While Olipop packs a punch in terms of digestive health, the company takes it easy on the calorie and sugar content. Each can contains 35 to 45 calories and uses a combo of Stevia and cassava root syrup to keep its added sugar content between 2 and 5g. And although its tasty flavors like cherry vanilla and classic root beer make it even more tempting to slurp down multiple cans in a sitting, Gans cautions against doing so. “Be aware that 9g is a lot of fiber in a drink, especially for those drinking more than one of these a day,” she says. “The average person is not getting enough fiber, but I’d like to see them getting it from fruits, vegetables, and 100-percent whole grains rather than getting it from one of these alternative sodas.” (BTW, here's what happens if you eat *too much* fiber.)
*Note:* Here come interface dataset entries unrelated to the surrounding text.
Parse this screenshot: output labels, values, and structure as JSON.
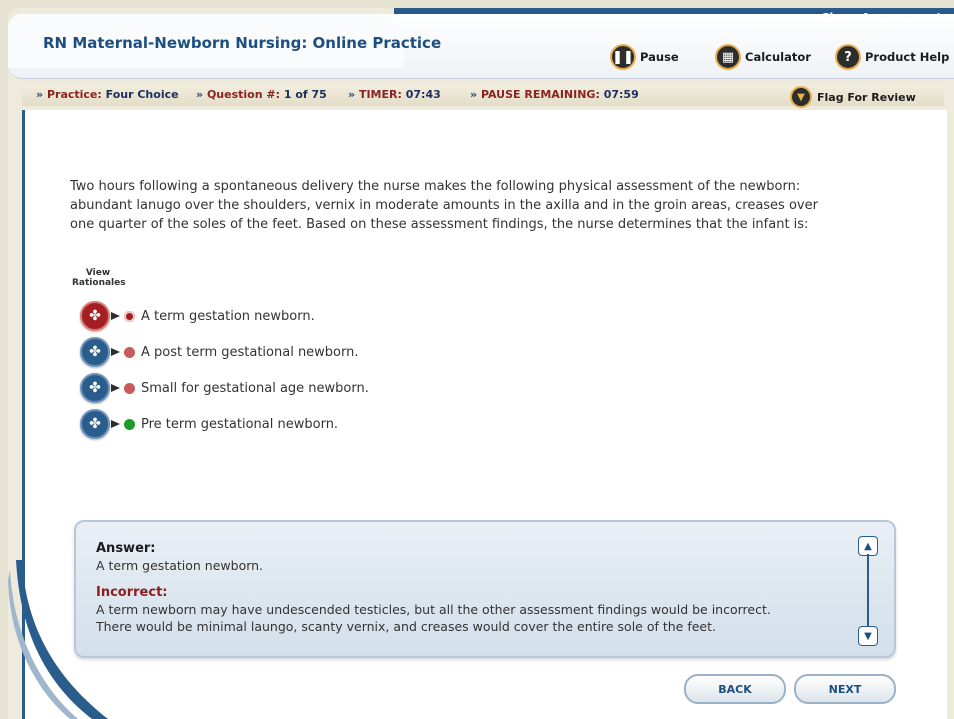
{
  "header": {
    "app_title": "RN Maternal-Newborn Nursing: Online Practice",
    "close_label": "Close Assessment",
    "pause_label": "Pause",
    "calculator_label": "Calculator",
    "help_label": "Product Help"
  },
  "status": {
    "practice_label": "Practice:",
    "practice_value": "Four Choice",
    "question_label": "Question #:",
    "question_value": "1 of 75",
    "timer_label": "TIMER:",
    "timer_value": "07:43",
    "pause_label": "PAUSE REMAINING:",
    "pause_value": "07:59",
    "flag_label": "Flag For Review"
  },
  "question": {
    "text": "Two hours following a spontaneous delivery the nurse makes the following physical assessment of the newborn: abundant lanugo over the shoulders, vernix in moderate amounts in the axilla and in the groin areas, creases over one quarter of the soles of the feet. Based on these assessment findings, the nurse determines that the infant is:",
    "view_rationales": "View Rationales",
    "options": [
      {
        "label": "A term gestation newborn.",
        "state": "selected"
      },
      {
        "label": "A post term gestational newborn.",
        "state": "incorrect"
      },
      {
        "label": "Small for gestational age newborn.",
        "state": "incorrect"
      },
      {
        "label": "Pre term gestational newborn.",
        "state": "correct"
      }
    ]
  },
  "answer": {
    "answer_heading": "Answer:",
    "answer_text": "A term gestation newborn.",
    "incorrect_heading": "Incorrect:",
    "incorrect_text_1": "A term newborn may have undescended testicles, but all the other assessment findings would be incorrect.",
    "incorrect_text_2": "There would be minimal laungo, scanty vernix, and creases would cover the entire sole of the feet."
  },
  "nav": {
    "back_label": "BACK",
    "next_label": "NEXT"
  },
  "colors": {
    "brand_blue": "#1c4f80",
    "selected_red": "#a41e22",
    "incorrect_dot": "#c75a5a",
    "correct_dot": "#1f9a2a"
  }
}
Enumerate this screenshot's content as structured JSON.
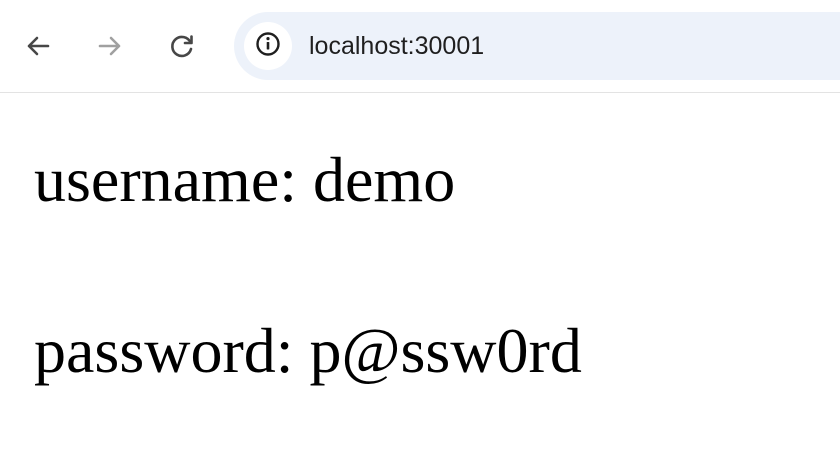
{
  "browser": {
    "back_icon": "arrow-left-icon",
    "forward_icon": "arrow-right-icon",
    "reload_icon": "reload-icon",
    "site_info_icon": "info-icon",
    "url": "localhost:30001",
    "colors": {
      "omnibox_bg": "#edf2fa",
      "icon_active": "#474747",
      "icon_disabled": "#a0a0a0"
    }
  },
  "page": {
    "username_line": "username: demo",
    "password_line": "password: p@ssw0rd"
  }
}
With its line of 12 bold flavors, ranging from cherry pop and strawberry basil to gingery ale and blackberry jam, United Sodas of America has a fizzy drink fit for every taste bud. Each can of healthy soda contains only 30 calories and 6g added sugar, which comes from organic cane sugar. (FYI, organic cane sugar doesn’t have any nutritional difference from conventionally grown cane sugar, so don’t let the language convince you it’s any better for you, says Gans.)
Further down United Sodas of America’s ingredient lists are “natural flavors” and sweeteners Stevia and erythritol, a sugar alcohol that’s calorie-free and doesn’t raise blood sugar levels. Unlike other sugar alcohols, such as sorbitol, this sweetener typically doesn’t cause any digestive upset or discomfort, says Gans. “I don’t really see erythritol as a red flag; however, some people who might not want to consume any sugar alcohols should be aware that it’s an ingredient,” she explains. (See: Are Sugar Alcohols Healthy?)
Free of any added sugars or sugar alcohols, New Wave Soda gets its craveable sweetness — and Fruity Pebbles-esque flavors — straight from fruit juices. In fact, 15 percent of each drink is fruit juice concentrate, with the remainder being sparkling water. To give the drink a small shot of energy, the company adds caffeine sourced from coffee cherries (the fruit that surrounds a coffee bean). Talk about a short, sweet, and ingredient list, right?
Along the same line as its healthy soda counterparts, New Wave’s tangerine-, apple-, or blackberry-flavored bubbly beverages have 25 calories per can. Gans’ favorite feature of the healthy soda, though, is that the drink's caffeine content (which is a little less than half the amount you’d get in an 8-oz cup of coffee) is printed right on the can. Just by reading the label, you’ll know exactly what you're guzzling down and if your body can handle that amount of caffeine, she says.
If OG soda flavors like root beer and ginger ale just don’t hit the spot for you, Poppi is here to satisfy your void. The company uses sparkling water, apple cider vinegar, fruit juices, cane sugar, and stevia to concoct fizzy drinks that taste like legit popsicles, including watermelon-, blueberry-, and strawberry rose-flavored varieties. Each can of the healthy soda is 15 to 20 calories, 4g of added sugar, and has a dose of good-for-gut prebiotics from the apple cider vinegar. (Reminder: Those are just a bonus, and you should still try to get your prebiotics from whole fruits and veggies first, says Gans.)